Here are a couple of tips to help photographers prosper in our “multi-media” world:

  • Decide what your company will offer.  Will you only provide still imagery?  Or will you expand your business and offer both still photography and video? Are you quick to answer: “I don’t want anything to do with video” ? The problem with that answer is that most of your clients will probably have a need for video.  Are you going to send them away to your competition?  Or will you keep your clients “in house” and take care of their video needs and hire or outsource your competition? That’s a different way of thinking and has the potential to broaden your revenue stream.
  • Decide what role you will play if your company does offer video?  Will you be the director and work with a camera operator?  Or will you assume the role of a DP (Director of Photography) and direct as well as operate the camera?
  • What will you outsource and what will you keep in house?  Maybe you want to expand your business by offering both still photography and motion, but you’d prefer to just shoot the still photography and outsource the video.  In that case, you could assume the role of producer and oversee or outsource the video production.
  • Reassess your insurance.  Video productions have a lot more variables. They also usually have larger crews.  More than likely, you will need to upgrade your current insurance policy to accommodate and cover that.
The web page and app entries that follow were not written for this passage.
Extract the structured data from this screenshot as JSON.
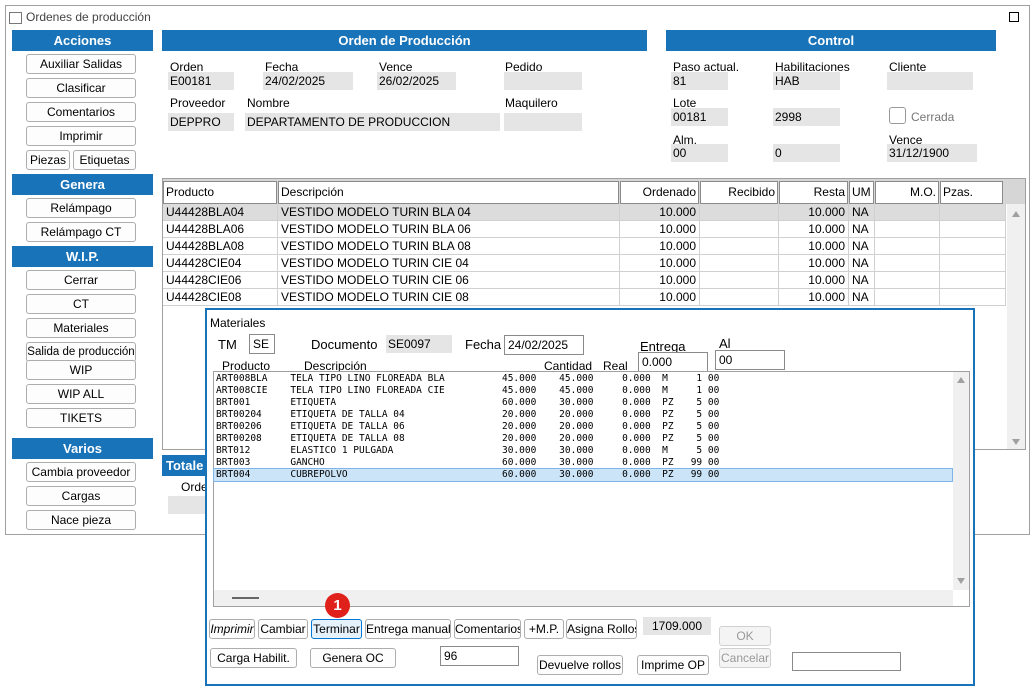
{
  "window": {
    "title": "Ordenes de producción"
  },
  "sidebar": {
    "acciones": {
      "header": "Acciones",
      "buttons": [
        "Auxiliar Salidas",
        "Clasificar",
        "Comentarios",
        "Imprimir"
      ],
      "piezas": "Piezas",
      "etiquetas": "Etiquetas"
    },
    "genera": {
      "header": "Genera",
      "buttons": [
        "Relámpago",
        "Relámpago CT"
      ]
    },
    "wip": {
      "header": "W.I.P.",
      "buttons": [
        "Cerrar",
        "CT",
        "Materiales",
        "Salida de producción",
        "WIP",
        "WIP ALL",
        "TIKETS"
      ]
    },
    "varios": {
      "header": "Varios",
      "buttons": [
        "Cambia proveedor",
        "Cargas",
        "Nace pieza"
      ]
    }
  },
  "orden_section": {
    "header": "Orden de Producción",
    "orden": {
      "label": "Orden",
      "value": "E00181"
    },
    "fecha": {
      "label": "Fecha",
      "value": "24/02/2025"
    },
    "vence": {
      "label": "Vence",
      "value": "26/02/2025"
    },
    "pedido": {
      "label": "Pedido",
      "value": ""
    },
    "proveedor": {
      "label": "Proveedor",
      "value": "DEPPRO"
    },
    "nombre": {
      "label": "Nombre",
      "value": "DEPARTAMENTO  DE PRODUCCION"
    },
    "maquilero": {
      "label": "Maquilero",
      "value": ""
    }
  },
  "control_section": {
    "header": "Control",
    "paso": {
      "label": "Paso actual.",
      "value": "81"
    },
    "habilitaciones": {
      "label": "Habilitaciones",
      "value": "HAB"
    },
    "cliente": {
      "label": "Cliente",
      "value": ""
    },
    "lote": {
      "label": "Lote",
      "value": "00181",
      "value2": "2998"
    },
    "cerrada": {
      "label": "Cerrada",
      "checked": false
    },
    "alm": {
      "label": "Alm.",
      "value": "00",
      "value2": "0"
    },
    "vence": {
      "label": "Vence",
      "value": "31/12/1900"
    }
  },
  "products_grid": {
    "columns": [
      "Producto",
      "Descripción",
      "Ordenado",
      "Recibido",
      "Resta",
      "UM",
      "M.O.",
      "Pzas."
    ],
    "rows": [
      [
        "U44428BLA04",
        "VESTIDO MODELO TURIN BLA 04",
        "10.000",
        "",
        "10.000",
        "NA",
        "",
        ""
      ],
      [
        "U44428BLA06",
        "VESTIDO MODELO TURIN BLA 06",
        "10.000",
        "",
        "10.000",
        "NA",
        "",
        ""
      ],
      [
        "U44428BLA08",
        "VESTIDO MODELO TURIN BLA 08",
        "10.000",
        "",
        "10.000",
        "NA",
        "",
        ""
      ],
      [
        "U44428CIE04",
        "VESTIDO MODELO TURIN CIE 04",
        "10.000",
        "",
        "10.000",
        "NA",
        "",
        ""
      ],
      [
        "U44428CIE06",
        "VESTIDO MODELO TURIN CIE 06",
        "10.000",
        "",
        "10.000",
        "NA",
        "",
        ""
      ],
      [
        "U44428CIE08",
        "VESTIDO MODELO TURIN CIE 08",
        "10.000",
        "",
        "10.000",
        "NA",
        "",
        ""
      ]
    ]
  },
  "totales": {
    "header": "Totale",
    "orden_label": "Orde"
  },
  "materiales": {
    "title": "Materiales",
    "tm": {
      "label": "TM",
      "value": "SE"
    },
    "documento": {
      "label": "Documento",
      "value": "SE0097"
    },
    "fecha": {
      "label": "Fecha",
      "value": "24/02/2025"
    },
    "entrega": {
      "label": "Entrega",
      "value": "0.000"
    },
    "al": {
      "label": "Al",
      "value": "00"
    },
    "columns": {
      "producto": "Producto",
      "descripcion": "Descripción",
      "cantidad": "Cantidad",
      "real": "Real"
    },
    "rows": [
      "ART008BLA    TELA TIPO LINO FLOREADA BLA          45.000    45.000     0.000  M     1 00",
      "ART008CIE    TELA TIPO LINO FLOREADA CIE          45.000    45.000     0.000  M     1 00",
      "BRT001       ETIQUETA                             60.000    30.000     0.000  PZ    5 00",
      "BRT00204     ETIQUETA DE TALLA 04                 20.000    20.000     0.000  PZ    5 00",
      "BRT00206     ETIQUETA DE TALLA 06                 20.000    20.000     0.000  PZ    5 00",
      "BRT00208     ETIQUETA DE TALLA 08                 20.000    20.000     0.000  PZ    5 00",
      "BRT012       ELASTICO 1 PULGADA                   30.000    30.000     0.000  M     5 00",
      "BRT003       GANCHO                               60.000    30.000     0.000  PZ   99 00",
      "BRT004       CUBREPOLVO                           60.000    30.000     0.000  PZ   99 00"
    ],
    "selected_row": 8,
    "buttons": {
      "imprimir": "Imprimir",
      "cambiar": "Cambiar",
      "terminar": "Terminar",
      "entrega_manual": "Entrega manual",
      "comentarios": "Comentarios",
      "mp": "+M.P.",
      "asigna_rollos": "Asigna Rollos",
      "total": "1709.000",
      "ok": "OK",
      "carga_habilit": "Carga Habilit.",
      "genera_oc": "Genera OC",
      "field96": "96",
      "devuelve_rollos": "Devuelve rollos",
      "imprime_op": "Imprime OP",
      "cancelar": "Cancelar"
    },
    "step_badge": "1"
  },
  "colors": {
    "accent": "#1873b8",
    "badge": "#e0201b",
    "selection": "#cce4f7"
  }
}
  • Change your paperwork.  Make sure that you go through your talent and property releases and modify the language for multi-media.  Change any boilerplate contract language to include video (motion).
  • Licensing.  Regardless, if you decide not to expand into video production, you will have to contend with the fact that your still images won’t always be used in a stand-alone fashion.  Many still images will be commissioned and/or licensed as part of multi-media projects and that has a dramatic effect on licensing. And if you do decide to expand into video production, in your role as a producer, you will be licensing other people’s work.
  • Understand new business models.  Let’s face it, things have changed in the business of photography.  Photography has become ubiquitous and the competition is fierce.  You are not only competing with professional photographers – you’re competing with semi-pros, amateurs AND video production companies.  One thing is certain, it’s never been more important to have an understanding of multiple mediums and to be unique and stand out amongst the noise. There are no templates you should follow.  You have to be authentic and true to yourself.

Check out more tips and information in my ePub, The Craft and Commerce of Video and Motion.